Everybody knows what it means when spring comes- the snow melts, the thermometer reads above 30, the birds start singing and the grass grows greener. The sun actually shines (if only for 2 minutes at a time). However, the grass isn’t all greener on the other side. Spring also delivers a heaping serving of mosquitoes, ticks, rain, and pollen. A bittersweet time for all those who suffer from allergies.
According to Lucrecia Jesse, Blue Ridge Spanish teacher and a former registered nurse, “Allergies are an immune response that your body has to substances.”
When something foreign enters the body, the body must make a decision as to if this foreign substance is harmful. When the body mislabels something that should be fine as harmful, it starts up all the normal reactions a body would begin to preform when infected with a harmful substance. Having an “allergy” is like your body mislabeling a harmless substance as something toxic.
So what are some common allergies? “Well, you can have allergies to pet dander, foods, and environmental things like pollen.” says Jesse.
Once the body determines that this foreign substance is toxic, it reacts in a number of ways, and to various degrees. Not all allergies are severe, but some are deathly. There’s many types of allergies, such as one to peanuts or bee stings, but the one that’s most common during spring is Hay Fever.

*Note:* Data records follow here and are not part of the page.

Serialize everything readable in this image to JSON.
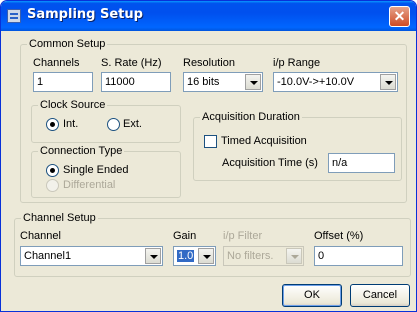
{
  "window": {
    "title": "Sampling Setup",
    "close_glyph": "✕",
    "titlebar_color": "#0055ea",
    "face_color": "#ece9d8"
  },
  "common_setup": {
    "legend": "Common Setup",
    "channels": {
      "label": "Channels",
      "value": "1"
    },
    "sample_rate": {
      "label": "S. Rate (Hz)",
      "value": "11000"
    },
    "resolution": {
      "label": "Resolution",
      "value": "16 bits"
    },
    "input_range": {
      "label": "i/p Range",
      "value": "-10.0V->+10.0V"
    }
  },
  "clock_source": {
    "legend": "Clock Source",
    "options": [
      {
        "label": "Int.",
        "selected": true
      },
      {
        "label": "Ext.",
        "selected": false
      }
    ]
  },
  "connection_type": {
    "legend": "Connection Type",
    "options": [
      {
        "label": "Single Ended",
        "selected": true,
        "enabled": true
      },
      {
        "label": "Differential",
        "selected": false,
        "enabled": false
      }
    ]
  },
  "acquisition_duration": {
    "legend": "Acquisition Duration",
    "timed_acquisition": {
      "label": "Timed Acquisition",
      "checked": false
    },
    "acquisition_time": {
      "label": "Acquisition Time (s)",
      "value": "n/a"
    }
  },
  "channel_setup": {
    "legend": "Channel Setup",
    "channel": {
      "label": "Channel",
      "value": "Channel1"
    },
    "gain": {
      "label": "Gain",
      "value": "1.0"
    },
    "input_filter": {
      "label": "i/p Filter",
      "value": "No filters.",
      "enabled": false
    },
    "offset": {
      "label": "Offset (%)",
      "value": "0"
    }
  },
  "buttons": {
    "ok": "OK",
    "cancel": "Cancel"
  }
}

We asked Jesse what are some symptoms of allergies she’s seen. “Itchy watery eyes, runny nose, eczema, hives, and the worst of all, anaphylaxis.”
So how can you avoid spring pollen allergies? The simple answer: you can’t. Watch the pollen count and stay indoors when its high if you’re concerned. Jesse’s advice? “Know what triggers them and stay away. Doctors can test you for allergies and could potentially prescribe antihistamines, but again, be sure to consult your doctor.”